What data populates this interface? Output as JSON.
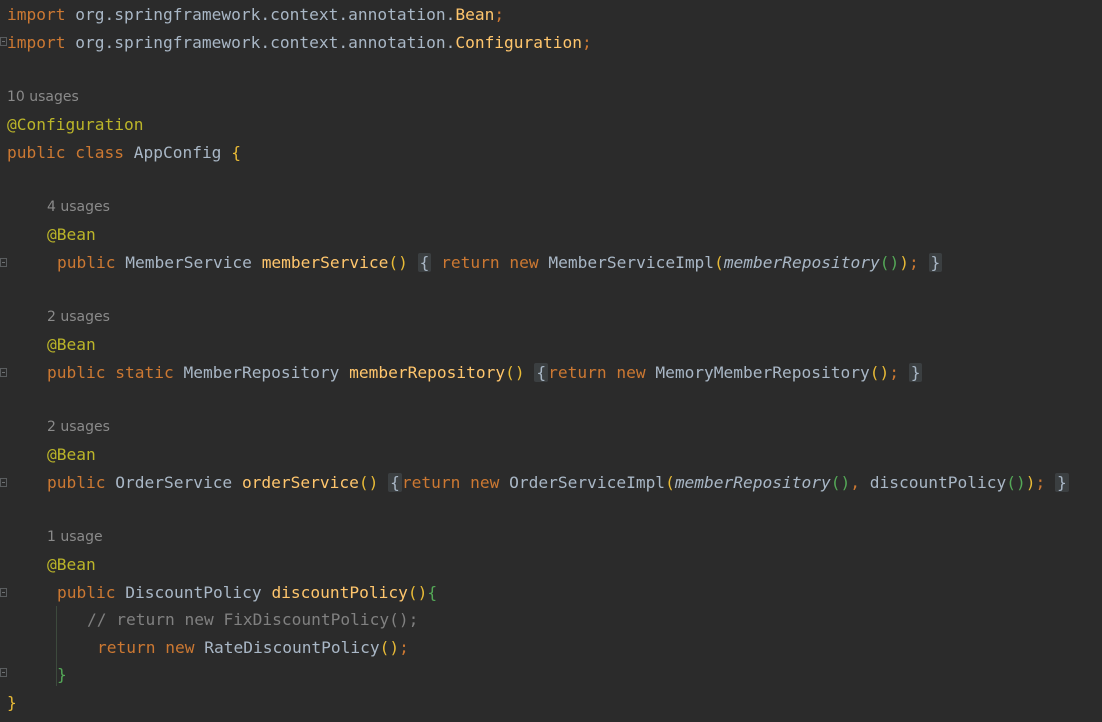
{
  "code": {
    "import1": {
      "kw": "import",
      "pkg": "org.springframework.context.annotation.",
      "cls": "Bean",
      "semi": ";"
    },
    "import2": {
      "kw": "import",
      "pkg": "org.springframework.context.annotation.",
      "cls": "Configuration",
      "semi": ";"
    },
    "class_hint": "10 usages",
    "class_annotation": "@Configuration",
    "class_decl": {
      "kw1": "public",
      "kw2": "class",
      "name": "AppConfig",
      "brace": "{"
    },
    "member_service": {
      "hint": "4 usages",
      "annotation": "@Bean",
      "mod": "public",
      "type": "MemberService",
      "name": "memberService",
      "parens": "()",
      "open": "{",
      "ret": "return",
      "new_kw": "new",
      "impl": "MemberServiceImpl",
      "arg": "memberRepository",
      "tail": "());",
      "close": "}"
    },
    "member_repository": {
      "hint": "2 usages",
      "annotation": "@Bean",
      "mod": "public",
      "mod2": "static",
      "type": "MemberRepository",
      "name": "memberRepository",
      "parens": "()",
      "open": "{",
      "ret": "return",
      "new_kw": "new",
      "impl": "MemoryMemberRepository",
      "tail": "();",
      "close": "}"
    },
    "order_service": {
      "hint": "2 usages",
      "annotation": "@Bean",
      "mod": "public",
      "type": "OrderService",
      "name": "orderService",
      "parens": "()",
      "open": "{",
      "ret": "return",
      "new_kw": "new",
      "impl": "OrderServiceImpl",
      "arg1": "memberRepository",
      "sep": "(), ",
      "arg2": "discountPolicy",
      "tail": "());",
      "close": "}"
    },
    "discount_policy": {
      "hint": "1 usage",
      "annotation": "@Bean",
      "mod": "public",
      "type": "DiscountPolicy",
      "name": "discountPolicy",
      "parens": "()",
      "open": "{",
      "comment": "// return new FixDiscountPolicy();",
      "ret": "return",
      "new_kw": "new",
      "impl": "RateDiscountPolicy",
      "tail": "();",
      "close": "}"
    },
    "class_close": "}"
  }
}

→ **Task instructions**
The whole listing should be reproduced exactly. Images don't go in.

→ **Answer to the problem**
What data populates this interface? Output as JSON.
{
  "code": {
    "import1": {
      "kw": "import",
      "pkg": "org.springframework.context.annotation.",
      "cls": "Bean",
      "semi": ";"
    },
    "import2": {
      "kw": "import",
      "pkg": "org.springframework.context.annotation.",
      "cls": "Configuration",
      "semi": ";"
    },
    "class_hint": "10 usages",
    "class_annotation": "@Configuration",
    "class_decl": {
      "kw1": "public",
      "kw2": "class",
      "name": "AppConfig",
      "brace": "{"
    },
    "member_service": {
      "hint": "4 usages",
      "annotation": "@Bean",
      "mod": "public",
      "type": "MemberService",
      "name": "memberService",
      "parens": "()",
      "open": "{",
      "ret": "return",
      "new_kw": "new",
      "impl": "MemberServiceImpl",
      "arg": "memberRepository",
      "tail": "());",
      "close": "}"
    },
    "member_repository": {
      "hint": "2 usages",
      "annotation": "@Bean",
      "mod": "public",
      "mod2": "static",
      "type": "MemberRepository",
      "name": "memberRepository",
      "parens": "()",
      "open": "{",
      "ret": "return",
      "new_kw": "new",
      "impl": "MemoryMemberRepository",
      "tail": "();",
      "close": "}"
    },
    "order_service": {
      "hint": "2 usages",
      "annotation": "@Bean",
      "mod": "public",
      "type": "OrderService",
      "name": "orderService",
      "parens": "()",
      "open": "{",
      "ret": "return",
      "new_kw": "new",
      "impl": "OrderServiceImpl",
      "arg1": "memberRepository",
      "sep": "(), ",
      "arg2": "discountPolicy",
      "tail": "());",
      "close": "}"
    },
    "discount_policy": {
      "hint": "1 usage",
      "annotation": "@Bean",
      "mod": "public",
      "type": "DiscountPolicy",
      "name": "discountPolicy",
      "parens": "()",
      "open": "{",
      "comment": "// return new FixDiscountPolicy();",
      "ret": "return",
      "new_kw": "new",
      "impl": "RateDiscountPolicy",
      "tail": "();",
      "close": "}"
    },
    "class_close": "}"
  }
}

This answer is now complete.